Supervisor Zev Yaroslavsky speaks during Tuesday's Board of Supervisors… (Gary Friedman, Los Angeles…)
Responding to concerns that plans to rebuild the Los Angeles County Museum of Art could result in environmental damage to the La Brea Tar Pits, county leaders voted Tuesday to ask representatives from both landmarks to present details about the proposal to the Board of Supervisors within the next 45 days.
But the vote came after some acrimony between Supervisors Zev Yaroslavsky and Mike Antonovich, after Antonovich raised the matter.
"The board has not been given the courtesy of a briefing. Consequently, the broader public has not heard about the plans," Antonovich said, putting forward a motion that county workers report back with information about the proposal and its potential effects.
Yaroslavsky bristled, noting that all the supervisors and their staff had been invited to see a model of the plans at the museum, and that it was premature to know of any potential damage on the tar pits.
"I appreciate Mr. Antonovich's incredible interest in things well beyond his district, but he's entitled," the West Los Angeles supervisor said. "In all seriousness, this issue has been widely discussed. Every member of this board has been invited to the museum to see the model," which is too big to fit in the board room.
After the two supervisors bickered a few minutes more, the board voted 4-0 to request a presentation within 30 to 45 days, with the understanding that the proposal is preliminary and that some information will not yet be available.
The supervisors' discussion came after the chief curator of the Page Museum, the county natural history museum at the La Brea Tar Pits, expressed concerns that a planned reimagining of the nearby Los Angeles County Museum of Art could negatively impact the site.
A proposed design by Swiss architect Peter Zumthor would replace four of LACMA's buildings with a central building designed to resemble, from above, a splatter of tar.

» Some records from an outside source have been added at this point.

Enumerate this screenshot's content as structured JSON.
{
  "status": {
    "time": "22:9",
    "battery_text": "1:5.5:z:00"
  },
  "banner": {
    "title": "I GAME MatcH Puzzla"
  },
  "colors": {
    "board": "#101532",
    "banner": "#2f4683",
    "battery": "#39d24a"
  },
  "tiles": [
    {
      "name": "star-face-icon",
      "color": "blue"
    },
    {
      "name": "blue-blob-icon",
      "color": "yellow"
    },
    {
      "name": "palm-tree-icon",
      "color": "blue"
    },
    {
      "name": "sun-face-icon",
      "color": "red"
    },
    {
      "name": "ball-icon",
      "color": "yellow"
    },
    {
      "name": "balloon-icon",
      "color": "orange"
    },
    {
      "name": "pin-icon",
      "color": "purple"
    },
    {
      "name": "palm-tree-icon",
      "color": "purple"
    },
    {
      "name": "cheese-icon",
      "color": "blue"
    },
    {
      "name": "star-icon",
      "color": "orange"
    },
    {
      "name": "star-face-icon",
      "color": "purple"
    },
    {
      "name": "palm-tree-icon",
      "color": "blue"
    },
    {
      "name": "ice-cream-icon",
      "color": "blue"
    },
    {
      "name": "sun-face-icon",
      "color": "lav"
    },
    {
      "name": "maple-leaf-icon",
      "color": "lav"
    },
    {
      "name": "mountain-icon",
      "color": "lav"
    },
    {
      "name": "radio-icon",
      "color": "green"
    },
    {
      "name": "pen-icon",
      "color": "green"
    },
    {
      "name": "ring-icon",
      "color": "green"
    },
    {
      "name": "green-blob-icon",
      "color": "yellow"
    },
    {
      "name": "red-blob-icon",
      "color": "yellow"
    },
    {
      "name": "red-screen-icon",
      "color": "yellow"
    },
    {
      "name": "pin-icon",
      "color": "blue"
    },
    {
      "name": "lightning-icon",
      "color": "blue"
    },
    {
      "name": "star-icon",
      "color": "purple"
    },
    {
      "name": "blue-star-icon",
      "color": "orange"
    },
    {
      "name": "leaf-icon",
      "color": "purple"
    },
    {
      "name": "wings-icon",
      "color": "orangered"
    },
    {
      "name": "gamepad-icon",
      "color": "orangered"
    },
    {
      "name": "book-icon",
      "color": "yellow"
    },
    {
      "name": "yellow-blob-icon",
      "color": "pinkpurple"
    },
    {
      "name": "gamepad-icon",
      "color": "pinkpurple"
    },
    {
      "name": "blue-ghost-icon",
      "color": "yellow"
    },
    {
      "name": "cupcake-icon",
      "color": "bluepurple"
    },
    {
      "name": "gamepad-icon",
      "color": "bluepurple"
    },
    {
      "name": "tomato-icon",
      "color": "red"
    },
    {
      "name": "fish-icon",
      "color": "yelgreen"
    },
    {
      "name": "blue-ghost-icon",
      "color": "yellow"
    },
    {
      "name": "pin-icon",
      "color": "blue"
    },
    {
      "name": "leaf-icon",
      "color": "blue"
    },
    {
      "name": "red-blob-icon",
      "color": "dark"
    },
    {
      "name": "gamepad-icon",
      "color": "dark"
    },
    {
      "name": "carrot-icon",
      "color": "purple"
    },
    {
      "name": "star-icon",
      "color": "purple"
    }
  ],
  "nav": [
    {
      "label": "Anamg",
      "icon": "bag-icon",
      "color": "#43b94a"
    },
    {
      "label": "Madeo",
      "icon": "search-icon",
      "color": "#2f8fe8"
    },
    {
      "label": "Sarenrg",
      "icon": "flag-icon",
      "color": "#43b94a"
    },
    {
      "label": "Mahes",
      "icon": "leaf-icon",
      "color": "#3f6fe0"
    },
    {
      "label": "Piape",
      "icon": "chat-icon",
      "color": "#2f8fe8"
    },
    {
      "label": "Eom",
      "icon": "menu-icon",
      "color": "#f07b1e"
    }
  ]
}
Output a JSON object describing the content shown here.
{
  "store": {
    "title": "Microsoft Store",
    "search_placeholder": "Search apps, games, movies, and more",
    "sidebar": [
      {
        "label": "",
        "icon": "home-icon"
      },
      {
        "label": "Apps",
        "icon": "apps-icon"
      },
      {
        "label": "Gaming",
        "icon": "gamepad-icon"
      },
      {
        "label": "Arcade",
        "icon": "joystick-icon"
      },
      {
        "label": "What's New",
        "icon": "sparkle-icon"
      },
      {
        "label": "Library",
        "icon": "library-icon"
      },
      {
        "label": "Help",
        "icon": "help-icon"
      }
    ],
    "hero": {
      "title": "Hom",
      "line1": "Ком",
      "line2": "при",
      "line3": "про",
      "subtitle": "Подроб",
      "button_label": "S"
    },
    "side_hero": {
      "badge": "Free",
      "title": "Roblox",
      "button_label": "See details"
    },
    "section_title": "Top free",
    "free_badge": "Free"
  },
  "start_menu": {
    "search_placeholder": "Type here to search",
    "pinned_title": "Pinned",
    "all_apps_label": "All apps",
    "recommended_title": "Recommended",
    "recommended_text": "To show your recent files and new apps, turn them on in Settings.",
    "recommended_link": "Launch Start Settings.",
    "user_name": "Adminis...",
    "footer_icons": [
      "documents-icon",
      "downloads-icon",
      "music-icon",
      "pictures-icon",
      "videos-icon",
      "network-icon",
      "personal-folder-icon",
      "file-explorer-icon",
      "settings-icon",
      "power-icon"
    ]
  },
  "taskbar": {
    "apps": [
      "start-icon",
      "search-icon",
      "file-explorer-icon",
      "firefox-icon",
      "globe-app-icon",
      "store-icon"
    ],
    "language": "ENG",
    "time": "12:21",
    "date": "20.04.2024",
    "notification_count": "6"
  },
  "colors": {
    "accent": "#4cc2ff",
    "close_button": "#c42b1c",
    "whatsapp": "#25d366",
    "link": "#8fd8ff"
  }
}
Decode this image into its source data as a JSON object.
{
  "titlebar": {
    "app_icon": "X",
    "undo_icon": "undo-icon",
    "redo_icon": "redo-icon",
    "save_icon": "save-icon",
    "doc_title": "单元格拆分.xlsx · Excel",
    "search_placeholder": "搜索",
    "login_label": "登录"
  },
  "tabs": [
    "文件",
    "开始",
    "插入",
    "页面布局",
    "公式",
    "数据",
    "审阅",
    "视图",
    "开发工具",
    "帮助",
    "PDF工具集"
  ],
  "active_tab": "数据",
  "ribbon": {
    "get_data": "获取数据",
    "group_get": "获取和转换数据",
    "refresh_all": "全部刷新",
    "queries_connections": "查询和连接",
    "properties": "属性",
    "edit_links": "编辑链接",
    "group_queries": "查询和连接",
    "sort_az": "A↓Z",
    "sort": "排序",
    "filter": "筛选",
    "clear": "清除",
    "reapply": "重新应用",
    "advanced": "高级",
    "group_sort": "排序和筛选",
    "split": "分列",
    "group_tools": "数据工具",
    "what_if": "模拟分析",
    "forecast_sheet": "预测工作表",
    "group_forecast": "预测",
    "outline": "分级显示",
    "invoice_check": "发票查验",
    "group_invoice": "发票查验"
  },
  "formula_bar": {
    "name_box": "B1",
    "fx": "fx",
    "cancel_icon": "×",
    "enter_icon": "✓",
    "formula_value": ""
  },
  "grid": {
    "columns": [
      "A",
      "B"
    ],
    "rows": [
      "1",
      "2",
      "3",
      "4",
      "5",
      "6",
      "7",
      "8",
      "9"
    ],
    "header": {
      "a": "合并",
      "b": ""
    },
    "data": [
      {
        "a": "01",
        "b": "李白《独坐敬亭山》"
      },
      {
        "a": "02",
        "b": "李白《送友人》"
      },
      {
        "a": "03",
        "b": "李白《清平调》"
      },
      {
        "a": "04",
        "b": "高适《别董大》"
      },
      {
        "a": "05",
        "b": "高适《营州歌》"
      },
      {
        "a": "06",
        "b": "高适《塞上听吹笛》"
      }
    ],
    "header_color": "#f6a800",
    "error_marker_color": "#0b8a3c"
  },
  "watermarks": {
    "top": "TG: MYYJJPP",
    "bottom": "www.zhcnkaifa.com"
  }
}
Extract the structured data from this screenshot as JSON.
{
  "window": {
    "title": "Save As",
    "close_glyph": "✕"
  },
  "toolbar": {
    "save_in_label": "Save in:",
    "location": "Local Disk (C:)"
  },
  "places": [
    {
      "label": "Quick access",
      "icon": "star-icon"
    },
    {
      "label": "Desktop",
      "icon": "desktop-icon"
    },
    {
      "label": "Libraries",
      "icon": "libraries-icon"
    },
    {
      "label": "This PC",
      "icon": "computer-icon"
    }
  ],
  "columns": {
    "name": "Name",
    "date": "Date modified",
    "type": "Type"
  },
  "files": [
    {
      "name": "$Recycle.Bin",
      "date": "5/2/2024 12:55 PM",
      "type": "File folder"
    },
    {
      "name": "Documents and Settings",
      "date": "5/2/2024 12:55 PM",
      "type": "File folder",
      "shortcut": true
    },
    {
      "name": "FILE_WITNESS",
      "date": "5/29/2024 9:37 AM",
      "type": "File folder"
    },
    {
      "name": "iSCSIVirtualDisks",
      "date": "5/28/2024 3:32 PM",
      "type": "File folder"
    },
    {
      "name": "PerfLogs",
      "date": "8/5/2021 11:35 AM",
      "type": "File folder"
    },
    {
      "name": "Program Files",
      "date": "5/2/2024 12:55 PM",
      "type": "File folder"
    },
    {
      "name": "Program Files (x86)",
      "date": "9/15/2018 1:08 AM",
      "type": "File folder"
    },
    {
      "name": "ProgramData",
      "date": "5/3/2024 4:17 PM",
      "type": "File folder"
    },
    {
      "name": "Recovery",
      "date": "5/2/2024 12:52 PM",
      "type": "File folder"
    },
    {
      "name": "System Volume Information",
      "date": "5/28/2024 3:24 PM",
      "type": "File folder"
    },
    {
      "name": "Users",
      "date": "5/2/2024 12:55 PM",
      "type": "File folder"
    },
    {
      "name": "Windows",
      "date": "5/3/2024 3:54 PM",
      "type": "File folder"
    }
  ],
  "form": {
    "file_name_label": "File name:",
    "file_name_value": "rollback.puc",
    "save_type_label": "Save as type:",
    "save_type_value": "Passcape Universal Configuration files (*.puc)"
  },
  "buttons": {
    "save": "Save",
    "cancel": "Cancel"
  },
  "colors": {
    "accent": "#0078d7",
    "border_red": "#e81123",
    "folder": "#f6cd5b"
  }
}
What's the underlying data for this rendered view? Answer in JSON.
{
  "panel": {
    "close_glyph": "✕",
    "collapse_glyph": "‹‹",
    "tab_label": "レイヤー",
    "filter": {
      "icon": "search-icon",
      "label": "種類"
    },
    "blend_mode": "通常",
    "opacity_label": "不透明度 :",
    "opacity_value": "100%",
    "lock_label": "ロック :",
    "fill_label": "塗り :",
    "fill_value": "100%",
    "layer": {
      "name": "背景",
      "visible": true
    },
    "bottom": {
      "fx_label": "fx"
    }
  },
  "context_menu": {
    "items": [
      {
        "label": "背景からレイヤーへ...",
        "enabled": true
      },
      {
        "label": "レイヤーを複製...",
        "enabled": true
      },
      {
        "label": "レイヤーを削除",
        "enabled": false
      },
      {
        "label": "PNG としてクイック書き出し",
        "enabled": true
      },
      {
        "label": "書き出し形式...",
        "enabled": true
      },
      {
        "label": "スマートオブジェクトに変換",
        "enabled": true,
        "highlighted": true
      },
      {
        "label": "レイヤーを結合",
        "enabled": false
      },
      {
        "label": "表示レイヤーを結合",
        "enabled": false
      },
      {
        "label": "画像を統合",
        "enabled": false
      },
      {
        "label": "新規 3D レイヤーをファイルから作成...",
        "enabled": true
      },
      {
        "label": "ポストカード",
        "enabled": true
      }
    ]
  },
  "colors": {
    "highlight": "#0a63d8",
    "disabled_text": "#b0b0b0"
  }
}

Curator John Harris told The Times he was concerned that the construction would block off light and rain, affecting vegetation at the tar pits.
The project's groundbreaking is still years away.